Its importance was officially recognized in 1982, when it was declared a nature reserve. It also has SSSI status. The reserve is managed by the Hampshire and Isle of Wight Wildlife Trust. When first declared, about two-thirds of the reserve were covered by scrub, a great deal of which has now been removed, though management today still requires constant scrub-control and regular coppicing of hazel. Grazing is used to maintain the close-cropped turf on which many of the other plants and insects depend.
The chalk-diggings not only made High Common unsuitable for ploughing, but also left bare chalk exposed. The many inclines and aspects of the disused pits provide different microclimates, all of which add to the variety of the flora.
Noar Hill is noted for its calcicoles (chalk-dwelling plants). These include hairy rock-cress (Arabis hirsuta), dropwort (Filipendula vulgaris), harsh downy-rose (Rosa tomentosa), pale flax (Linum bienne), common milkwort (Polygala vulgaris), marjoram (Origanum vulgare), wild thyme (two species: large thyme (Thymus pulegioides) and mother-of-thyme (Thymus polytrichus)), eyebright (Euphrasia nemorosa), and clustered bellflower (Campanula glomerata).
Small-leaved sweet-briar (Rosa agrestis) was recorded in 1978. Four bushes of box (Buxus sempervirens) growing on the landslip are considered by Dr Francis Rose to be native. Early gentian (Gentianella anglica) has been found (1951, 1988, 1994) on the bare chalk-scree. The parasitic knapweed broomrape (Orobanche elatior) is regularly recorded. Juniper (Juniperus communis) thrives; and in spring there is a beautiful display of cowslip (Primula veris).
However, the chief glory of Noar Hill derives from its orchids. At least eleven species have been identified:
- Twayblade (Neottia ovata)
- Autumn lady's tresses (Spiranthes spiralis)
- Musk orchid (Herminium monorchis)
- Pyramidal orchid (Anacamptis pyramidalis)
- Fragrant orchid (Gymnadenia conopsea, including × Dactylodenia st-quintinii)
- Frog orchid Coeloglossum viride, including × Dactyloglossum mixtum)
- Common spotted orchid (Dactylorhiza fuchsii)
- Southern marsh orchid (D. praetermissa)
- Early purple orchid (Orchis mascula)
- Fly orchid (Ophrys insectifera)
- Bee orchid (Ophrys apifera)
The colony of musk orchids runs to approximately 10,000 spikes and is of national importance.
High Common, surrounded by botanically impoverished farmland, provides both a refuge for chalk downland species and a reservoir from which recolonization of nearby areas is possible.
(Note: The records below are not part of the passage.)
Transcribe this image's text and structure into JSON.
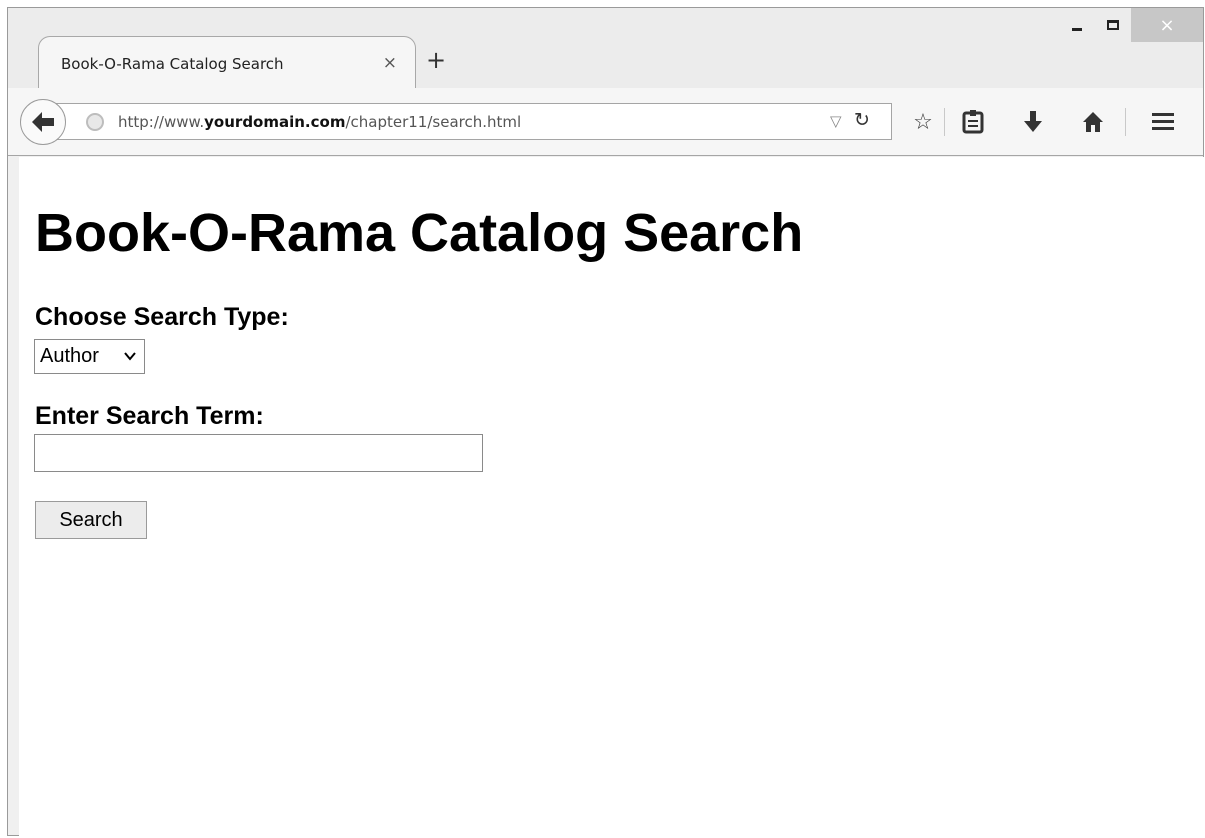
{
  "browser": {
    "tab_title": "Book-O-Rama Catalog Search",
    "tab_close": "×",
    "new_tab": "+",
    "url_prefix": "http://www.",
    "url_domain": "yourdomain.com",
    "url_path": "/chapter11/search.html",
    "icons": [
      "back-arrow-icon",
      "globe-icon",
      "dropmarker-icon",
      "reload-icon",
      "bookmark-star-icon",
      "reading-list-icon",
      "download-icon",
      "home-icon",
      "menu-icon"
    ]
  },
  "window_controls": {
    "close": "×"
  },
  "page": {
    "title": "Book-O-Rama Catalog Search",
    "search_type_label": "Choose Search Type:",
    "search_type_selected": "Author",
    "search_term_label": "Enter Search Term:",
    "search_term_value": "",
    "search_button": "Search"
  }
}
The habitat restoration being undertaken at Selborne Common may be one beneficiary.
Noar Hill is home to the only British species of the curious fairy shrimp (Chirocephalus diaphanus), which lives in puddles on the tracks and survives as an egg when the mud dries. Glow-worms (Lampyris noctiluca) are occasionally seen over the reserve on summer evenings. Grasshoppers abound, including the rufous grasshopper (Gomphocerippus rufus).
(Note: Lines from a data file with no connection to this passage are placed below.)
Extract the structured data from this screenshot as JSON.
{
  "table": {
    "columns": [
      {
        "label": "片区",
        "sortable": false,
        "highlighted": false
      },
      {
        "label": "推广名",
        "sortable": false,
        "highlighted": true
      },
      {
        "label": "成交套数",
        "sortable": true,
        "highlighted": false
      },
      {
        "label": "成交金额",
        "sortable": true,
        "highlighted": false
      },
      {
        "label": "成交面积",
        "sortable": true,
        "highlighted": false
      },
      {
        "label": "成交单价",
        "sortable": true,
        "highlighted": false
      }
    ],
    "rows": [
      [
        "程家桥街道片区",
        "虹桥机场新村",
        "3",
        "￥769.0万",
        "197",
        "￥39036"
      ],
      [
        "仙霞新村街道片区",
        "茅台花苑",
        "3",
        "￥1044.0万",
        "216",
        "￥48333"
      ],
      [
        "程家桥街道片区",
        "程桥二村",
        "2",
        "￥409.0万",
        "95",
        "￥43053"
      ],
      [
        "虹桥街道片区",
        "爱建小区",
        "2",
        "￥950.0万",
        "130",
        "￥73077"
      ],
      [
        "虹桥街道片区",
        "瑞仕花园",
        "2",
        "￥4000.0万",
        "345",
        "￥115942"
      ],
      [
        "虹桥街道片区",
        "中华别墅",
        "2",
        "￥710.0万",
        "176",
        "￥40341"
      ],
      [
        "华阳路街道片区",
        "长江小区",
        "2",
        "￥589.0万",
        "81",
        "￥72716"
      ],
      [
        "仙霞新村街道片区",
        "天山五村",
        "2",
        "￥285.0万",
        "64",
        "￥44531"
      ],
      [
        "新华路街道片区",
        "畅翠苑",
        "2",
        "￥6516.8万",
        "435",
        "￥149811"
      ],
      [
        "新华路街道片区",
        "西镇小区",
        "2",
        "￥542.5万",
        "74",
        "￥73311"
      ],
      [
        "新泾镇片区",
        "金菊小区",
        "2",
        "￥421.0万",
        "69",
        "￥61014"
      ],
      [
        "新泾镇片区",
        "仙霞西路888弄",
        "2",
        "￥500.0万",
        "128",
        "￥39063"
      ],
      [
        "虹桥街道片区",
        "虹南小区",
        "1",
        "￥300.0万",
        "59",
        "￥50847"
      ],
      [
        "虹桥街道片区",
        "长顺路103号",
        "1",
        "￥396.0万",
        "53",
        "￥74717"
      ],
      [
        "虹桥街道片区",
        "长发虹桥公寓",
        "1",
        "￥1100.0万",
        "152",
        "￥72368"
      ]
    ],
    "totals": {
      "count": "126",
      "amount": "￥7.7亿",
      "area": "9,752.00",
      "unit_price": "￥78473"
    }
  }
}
The butterflies include marbled white (Melanargia galathea), brown argus (Aricia agestis), Duke of Burgundy (Hamearis lucina), brown hairstreak (Thecla betulae), and holly blue (Celastrina argiolus), besides large numbers of more common species.
The reserve is a good place to look for slow-worms (Anguis fragilis). It supports breeding turtle doves (Streptopelia turtur); and green woodpeckers (Picus viridis), which are fond of feeding on ants, are frequent. Several pairs of common buzzards (Buteo buteo) are resident in the area and the rabbits on High Common are a favourite prey. The hen harrier Circus cyaneus is an occasional winter visitor. For some reason – perhaps the abundance of rosehips – bullfinches (Pyrrhula pyrrhula) are always to be found upon the hill.
- White, Gilbert. "Letter I to Thomas Pennant" in Natural History of Selborne
- Brewis, Anne, et al. (1996) The Flora of Hampshire. Harley Books, ISBN 0-946589-53-4